Nan Richards, partner and managing director at KCD London, an international fashion public relations and event agency, is a seeker who will never do the same thing twice. Most recently, Richards underwent another reinvention at age 50 proving that great things happen when you omit the word “no” from your vernacular. Her positive mindset is how she manifests what she wants. After earning her BA in journalism and attending law school, Richards, who worked briefly for World Championship Tennis, applied for a job at Turner Broadcasting. The small-town girl from Minnesota climbed the ranks of the media behemoth from sales representative to President. When she joined forces with KCD in 2012, her experience of managing cable networks, developing new content, and revenue streams, converged. While working with clients like Chanel and Alexander Wang in the $20-billion pound industry, Richards parlays her two passions into a dream career: fashion and promoting those she believes in. Richards’ willingness to walk into the unknown and take on more than the next guy has made for an irreplaceable legacy.
How did you arrive at your current career?
My friends, the owners of KCD, wanted to launch a London office.

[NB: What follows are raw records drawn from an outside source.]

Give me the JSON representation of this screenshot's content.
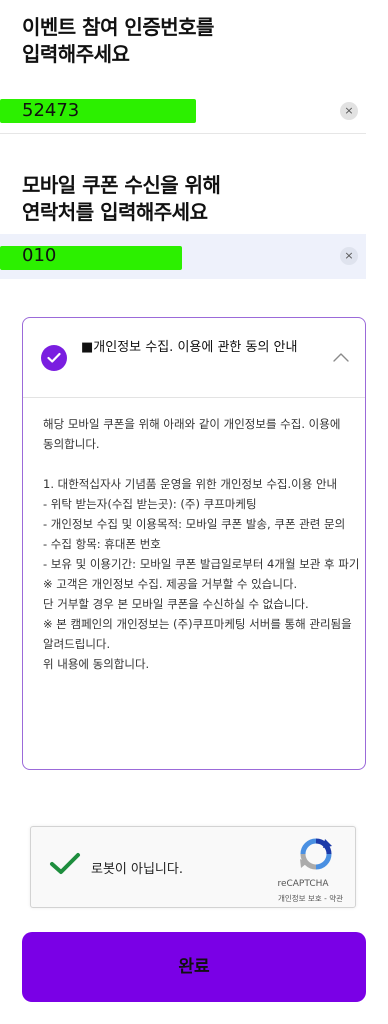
{
  "event_code": {
    "title_lines": [
      "이벤트 참여 인증번호를",
      "입력해주세요"
    ],
    "value": "52473",
    "clear_symbol": "×"
  },
  "phone": {
    "title_lines": [
      "모바일 쿠폰 수신을 위해",
      "연락처를 입력해주세요"
    ],
    "value": "010",
    "clear_symbol": "×"
  },
  "consent": {
    "title": "■개인정보 수집. 이용에 관한 동의 안내",
    "checked": true,
    "expanded": true,
    "body": [
      "해당 모바일 쿠폰을 위해 아래와 같이 개인정보를 수집. 이용에 동의합니다.",
      "",
      "1. 대한적십자사 기념품 운영을 위한 개인정보 수집.이용 안내",
      "- 위탁 받는자(수집 받는곳): (주) 쿠프마케팅",
      "- 개인정보 수집 및 이용목적: 모바일 쿠폰 발송, 쿠폰 관련 문의",
      "- 수집 항목: 휴대폰 번호",
      "- 보유 및 이용기간: 모바일 쿠폰 발급일로부터 4개월 보관 후 파기",
      "※ 고객은 개인정보 수집. 제공을 거부할 수 있습니다.",
      "단 거부할 경우 본 모바일 쿠폰을 수신하실 수 없습니다.",
      "※ 본 캠페인의 개인정보는 (주)쿠프마케팅 서버를 통해 관리됨을 알려드립니다.",
      "위 내용에 동의합니다."
    ]
  },
  "captcha": {
    "label": "로봇이 아닙니다.",
    "brand": "reCAPTCHA",
    "links": "개인정보 보호 - 약관",
    "checked": true
  },
  "submit": {
    "label": "완료"
  },
  "colors": {
    "accent": "#7a00e6",
    "highlight": "#2cf000",
    "check_green": "#1e8e3e"
  }
}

We were waiting for the right time to open a public relations, marketing, and branding company that was innovative and felt very 21st century. This is the perfect convergence of my skill set along with KCD’s longstanding expertise.
Why do you love fashion so much?

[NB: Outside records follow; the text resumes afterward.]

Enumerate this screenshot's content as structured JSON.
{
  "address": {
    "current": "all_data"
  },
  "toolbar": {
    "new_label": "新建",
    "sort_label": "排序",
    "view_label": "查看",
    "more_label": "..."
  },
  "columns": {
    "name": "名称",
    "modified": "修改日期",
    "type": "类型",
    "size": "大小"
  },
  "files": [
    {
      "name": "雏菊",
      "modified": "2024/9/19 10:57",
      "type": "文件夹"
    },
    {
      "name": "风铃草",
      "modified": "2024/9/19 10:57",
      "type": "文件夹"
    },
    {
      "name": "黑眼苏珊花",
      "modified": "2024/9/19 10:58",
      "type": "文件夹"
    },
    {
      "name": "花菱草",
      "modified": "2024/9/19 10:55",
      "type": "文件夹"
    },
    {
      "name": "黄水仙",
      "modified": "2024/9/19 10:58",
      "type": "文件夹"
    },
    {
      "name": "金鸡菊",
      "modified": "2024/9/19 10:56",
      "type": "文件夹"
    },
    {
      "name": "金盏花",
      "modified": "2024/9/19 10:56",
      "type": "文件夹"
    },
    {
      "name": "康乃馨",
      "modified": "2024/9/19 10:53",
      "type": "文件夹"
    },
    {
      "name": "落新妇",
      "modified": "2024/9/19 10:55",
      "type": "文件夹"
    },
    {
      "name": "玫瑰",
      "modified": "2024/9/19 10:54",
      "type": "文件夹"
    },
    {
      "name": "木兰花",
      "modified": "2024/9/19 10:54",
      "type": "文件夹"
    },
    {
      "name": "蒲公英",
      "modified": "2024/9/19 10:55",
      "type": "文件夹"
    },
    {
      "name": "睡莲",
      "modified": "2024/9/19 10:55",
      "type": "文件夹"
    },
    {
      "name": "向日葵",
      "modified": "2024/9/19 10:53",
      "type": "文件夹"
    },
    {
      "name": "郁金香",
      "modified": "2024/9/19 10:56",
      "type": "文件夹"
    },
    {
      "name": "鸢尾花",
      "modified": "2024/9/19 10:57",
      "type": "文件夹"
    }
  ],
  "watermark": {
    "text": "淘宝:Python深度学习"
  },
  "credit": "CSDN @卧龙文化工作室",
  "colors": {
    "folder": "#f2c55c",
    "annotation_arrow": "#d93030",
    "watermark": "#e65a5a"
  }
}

Fashion is one of the most challenging and fascinating industries. It’s not frivolous in the least bit. I get to work with amazing people and am inspired every day. If I won the lottery tomorrow, I would still show up at the office.
What is your favourite thing about what you do?
I love the variety. If I’m not doing a million things at once I get bored. I also feel so lucky to be in an industry where people are so immersed in their work. Lastly, this role is perfect, as I love being in the middle of the action on behalf of others—as opposed to being the center of attention. Psychologically there must be a reason for that. Maybe I have some deep-seated issues that I don’t know about. People always ask, “Why are you so happy?” I would think it’s because I’ve had so many great experiences and a charmed life in many ways.
This interview is an excerpt from the forthcoming book Word of Mouth: London Conversations